[Records from a data source]
◆ ◆ ◆ ◆

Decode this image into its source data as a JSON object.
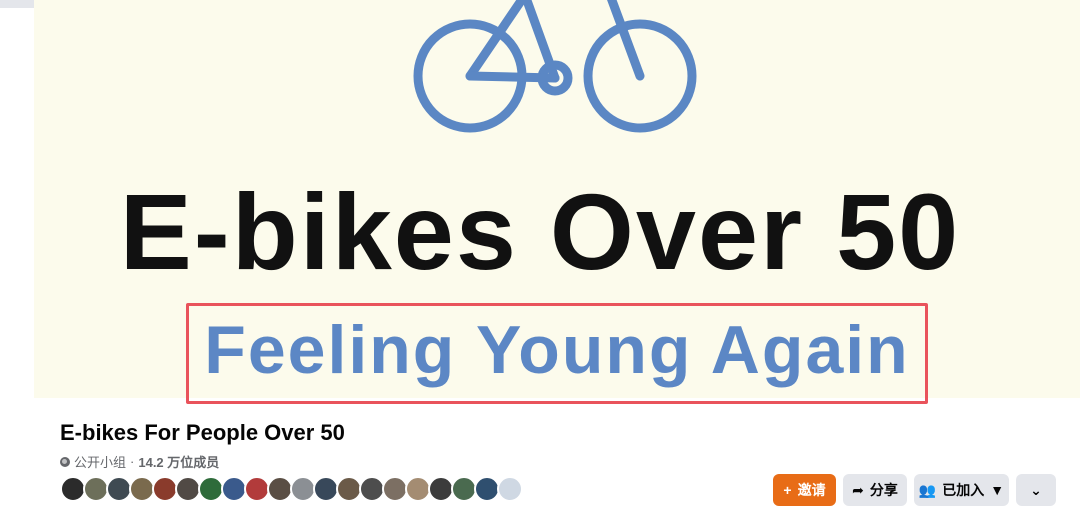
{
  "cover": {
    "headline": "E-bikes Over 50",
    "tagline": "Feeling Young Again"
  },
  "group": {
    "name": "E-bikes For People Over 50",
    "privacy": "公开小组",
    "separator": "·",
    "members_count": "14.2 万位成员"
  },
  "member_avatar_colors": [
    "#2b2b2b",
    "#6d6f5a",
    "#3f4a52",
    "#7a6a4d",
    "#8a3b2c",
    "#514a45",
    "#2e6b3a",
    "#3a5a8c",
    "#b23b3b",
    "#5a4e44",
    "#8b8f94",
    "#38485a",
    "#6b5a48",
    "#4d4d4d",
    "#7c6f63",
    "#a48c72",
    "#3c3c3c",
    "#4a6a4f",
    "#2f4f6f",
    "#cfd8e3"
  ],
  "actions": {
    "invite": "邀请",
    "share": "分享",
    "joined": "已加入"
  },
  "colors": {
    "accent": "#e86c16",
    "highlight_border": "#e9535b",
    "tagline": "#5c87c5",
    "bike": "#5b87c4"
  }
}
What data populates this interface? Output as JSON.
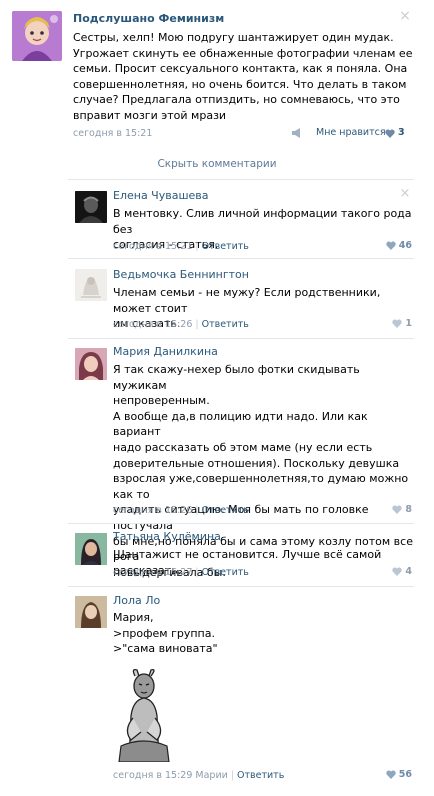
{
  "post": {
    "author": "Подслушано Феминизм",
    "text_lines": [
      "Сестры, хелп! Мою подругу шантажирует один мудак.",
      "Угрожает скинуть ее обнаженные фотографии членам ее",
      "семьи. Просит сексуального контакта, как я поняла. Она",
      "совершеннолетняя, но очень боится. Что делать в таком",
      "случае? Предлагала отпиздить, но сомневаюсь, что это",
      "вправит мозги этой мрази"
    ],
    "time": "сегодня в 15:21",
    "like_label": "Мне нравится",
    "like_count": "3",
    "close_icon": "×"
  },
  "hide_comments": "Скрыть комментарии",
  "comments": [
    {
      "name": "Елена Чувашева",
      "text": "В ментовку. Слив личной информации такого рода без\nсогласия - статья.",
      "time": "сегодня в 15:21",
      "reply": "Ответить",
      "likes": "46",
      "likes_color": "#6f8aa8"
    },
    {
      "name": "Ведьмочка Беннингтон",
      "text": "Членам семьи - не мужу? Если родственники, может стоит\nим сказать.",
      "time": "сегодня в 15:26",
      "reply": "Ответить",
      "likes": "1",
      "likes_color": "#8d9cab"
    },
    {
      "name": "Мария Данилкина",
      "text": "Я так скажу-нехер было фотки скидывать мужикам\nнепроверенным.\nА вообще да,в полицию идти надо. Или как вариант\nнадо рассказать об этом маме (ну если есть\nдоверительные отношения). Поскольку девушка\nвзрослая уже,совершеннолетняя,то думаю можно как то\nуладить ситуацию. Моя бы мать по головке постучала\nбы мне,но поняла бы и сама этому козлу потом все рога\nповыдергивала бы.",
      "time": "сегодня в 15:26",
      "reply": "Ответить",
      "likes": "8",
      "likes_color": "#8d9cab"
    },
    {
      "name": "Татьяна Кулёмина",
      "text": "Шантажист не остановится. Лучше всё самой рассказать.",
      "time": "сегодня в 15:27",
      "reply": "Ответить",
      "likes": "4",
      "likes_color": "#8d9cab"
    },
    {
      "name": "Лола Ло",
      "text": "Мария,\n>профем группа.\n>\"сама виновата\"",
      "time": "сегодня в 15:29 Марии",
      "reply": "Ответить",
      "likes": "56",
      "likes_color": "#6f8aa8"
    }
  ],
  "colors": {
    "link": "#2b587a",
    "meta": "#8d9cab",
    "separator": "#e4e8ed"
  }
}
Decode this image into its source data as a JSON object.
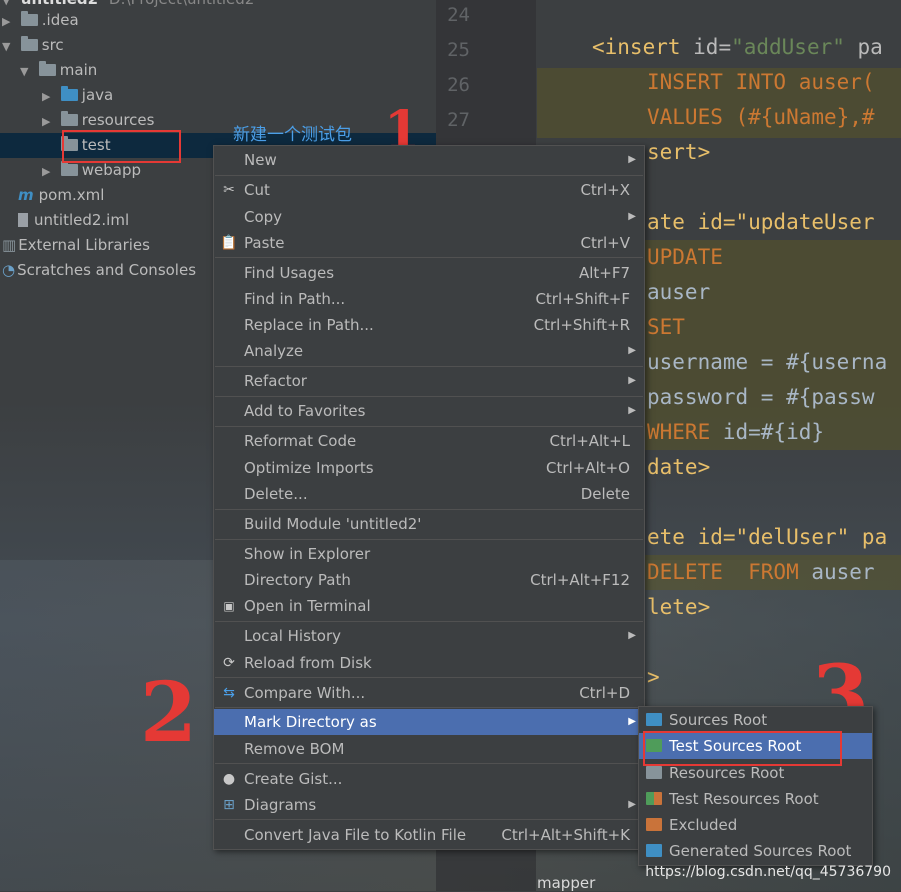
{
  "tree": {
    "root_label": "untitled2",
    "root_path": "D:\\Project\\untitled2",
    "items": [
      {
        "label": ".idea"
      },
      {
        "label": "src"
      },
      {
        "label": "main"
      },
      {
        "label": "java"
      },
      {
        "label": "resources"
      },
      {
        "label": "test"
      },
      {
        "label": "webapp"
      },
      {
        "label": "pom.xml"
      },
      {
        "label": "untitled2.iml"
      },
      {
        "label": "External Libraries"
      },
      {
        "label": "Scratches and Consoles"
      }
    ]
  },
  "editor": {
    "line_numbers": [
      "24",
      "25",
      "26",
      "27"
    ],
    "lines": [
      {
        "tag": "<insert",
        "attr": " id=",
        "str": "\"addUser\"",
        "tail": " pa"
      },
      {
        "sql": "INSERT INTO auser("
      },
      {
        "sql": "VALUES (#{uName},#"
      },
      {
        "plain": "sert>"
      },
      {
        "plain": "ate id=\"updateUser"
      },
      {
        "sql": "UPDATE"
      },
      {
        "plain": "auser"
      },
      {
        "sql": "SET"
      },
      {
        "plain": "username = #{userna"
      },
      {
        "plain": "password = #{passw"
      },
      {
        "sql": "WHERE",
        "plain": " id=#{id}"
      },
      {
        "plain": "date>"
      },
      {
        "plain": "ete id=\"delUser\" pa"
      },
      {
        "sql": "DELETE  FROM",
        "plain": " auser"
      },
      {
        "plain": "lete>"
      },
      {
        "plain": ">"
      }
    ]
  },
  "annotations": {
    "note": "新建一个测试包",
    "marker_1": "1",
    "marker_2": "2",
    "marker_3": "3"
  },
  "context_menu": {
    "items": [
      {
        "label": "New",
        "shortcut": "",
        "submenu": true,
        "icon": ""
      },
      {
        "label": "Cut",
        "shortcut": "Ctrl+X",
        "submenu": false,
        "icon": "scissors-icon"
      },
      {
        "label": "Copy",
        "shortcut": "",
        "submenu": true,
        "icon": ""
      },
      {
        "label": "Paste",
        "shortcut": "Ctrl+V",
        "submenu": false,
        "icon": "clipboard-icon"
      },
      {
        "label": "Find Usages",
        "shortcut": "Alt+F7",
        "submenu": false,
        "icon": ""
      },
      {
        "label": "Find in Path...",
        "shortcut": "Ctrl+Shift+F",
        "submenu": false,
        "icon": ""
      },
      {
        "label": "Replace in Path...",
        "shortcut": "Ctrl+Shift+R",
        "submenu": false,
        "icon": ""
      },
      {
        "label": "Analyze",
        "shortcut": "",
        "submenu": true,
        "icon": ""
      },
      {
        "label": "Refactor",
        "shortcut": "",
        "submenu": true,
        "icon": ""
      },
      {
        "label": "Add to Favorites",
        "shortcut": "",
        "submenu": true,
        "icon": ""
      },
      {
        "label": "Reformat Code",
        "shortcut": "Ctrl+Alt+L",
        "submenu": false,
        "icon": ""
      },
      {
        "label": "Optimize Imports",
        "shortcut": "Ctrl+Alt+O",
        "submenu": false,
        "icon": ""
      },
      {
        "label": "Delete...",
        "shortcut": "Delete",
        "submenu": false,
        "icon": ""
      },
      {
        "label": "Build Module 'untitled2'",
        "shortcut": "",
        "submenu": false,
        "icon": ""
      },
      {
        "label": "Show in Explorer",
        "shortcut": "",
        "submenu": false,
        "icon": ""
      },
      {
        "label": "Directory Path",
        "shortcut": "Ctrl+Alt+F12",
        "submenu": false,
        "icon": ""
      },
      {
        "label": "Open in Terminal",
        "shortcut": "",
        "submenu": false,
        "icon": "terminal-icon"
      },
      {
        "label": "Local History",
        "shortcut": "",
        "submenu": true,
        "icon": ""
      },
      {
        "label": "Reload from Disk",
        "shortcut": "",
        "submenu": false,
        "icon": "reload-icon"
      },
      {
        "label": "Compare With...",
        "shortcut": "Ctrl+D",
        "submenu": false,
        "icon": "compare-icon"
      },
      {
        "label": "Mark Directory as",
        "shortcut": "",
        "submenu": true,
        "icon": ""
      },
      {
        "label": "Remove BOM",
        "shortcut": "",
        "submenu": false,
        "icon": ""
      },
      {
        "label": "Create Gist...",
        "shortcut": "",
        "submenu": false,
        "icon": "github-icon"
      },
      {
        "label": "Diagrams",
        "shortcut": "",
        "submenu": true,
        "icon": "diagram-icon"
      },
      {
        "label": "Convert Java File to Kotlin File",
        "shortcut": "Ctrl+Alt+Shift+K",
        "submenu": false,
        "icon": ""
      }
    ]
  },
  "submenu": {
    "items": [
      {
        "label": "Sources Root",
        "color": "#3f8fc4"
      },
      {
        "label": "Test Sources Root",
        "color": "#4f9c5a"
      },
      {
        "label": "Resources Root",
        "color": "#87939a"
      },
      {
        "label": "Test Resources Root",
        "color": "#87939a"
      },
      {
        "label": "Excluded",
        "color": "#c9733a"
      },
      {
        "label": "Generated Sources Root",
        "color": "#3f8fc4"
      }
    ]
  },
  "footer": {
    "watermark": "https://blog.csdn.net/qq_45736790",
    "tab_label": "mapper"
  },
  "colors": {
    "menu_bg": "#3c3f41",
    "selection": "#4b6eaf",
    "annotation_red": "#e53935",
    "annotation_blue": "#4b9fe8"
  }
}
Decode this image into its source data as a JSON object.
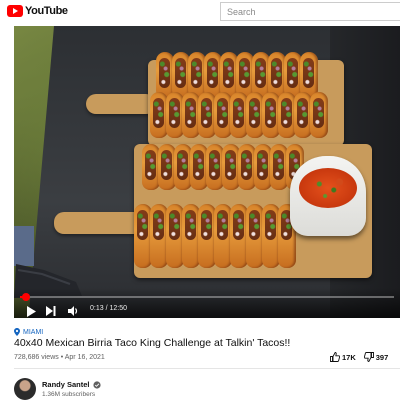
{
  "header": {
    "logo_text": "YouTube",
    "search_placeholder": "Search"
  },
  "player": {
    "current_time": "0:13",
    "duration": "12:50",
    "progress_fraction": 0.017
  },
  "video": {
    "location": "MIAMI",
    "title": "40x40 Mexican Birria Taco King Challenge at Talkin' Tacos!!",
    "views": "728,686 views",
    "date": "Apr 16, 2021",
    "likes": "17K",
    "dislikes": "397"
  },
  "channel": {
    "name": "Randy Santel",
    "subscribers": "1.36M subscribers",
    "verified_icon": "check-circle-icon"
  },
  "colors": {
    "brand_red": "#ff0000",
    "location_blue": "#1565c0"
  }
}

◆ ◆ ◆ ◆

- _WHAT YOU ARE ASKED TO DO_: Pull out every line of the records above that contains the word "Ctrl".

- _YOUR SOLUTION_:
        "shortcut": "Ctrl+X",
        "shortcut": "Ctrl+V",
        "shortcut": "Ctrl+Shift+F",
        "shortcut": "Ctrl+Shift+R",
        "shortcut": "Ctrl+Alt+L",
        "shortcut": "Ctrl+Alt+O",
        "shortcut": "Ctrl+Alt+F12",
        "shortcut": "Ctrl+D",
        "shortcut": "Ctrl+Alt+Shift+K",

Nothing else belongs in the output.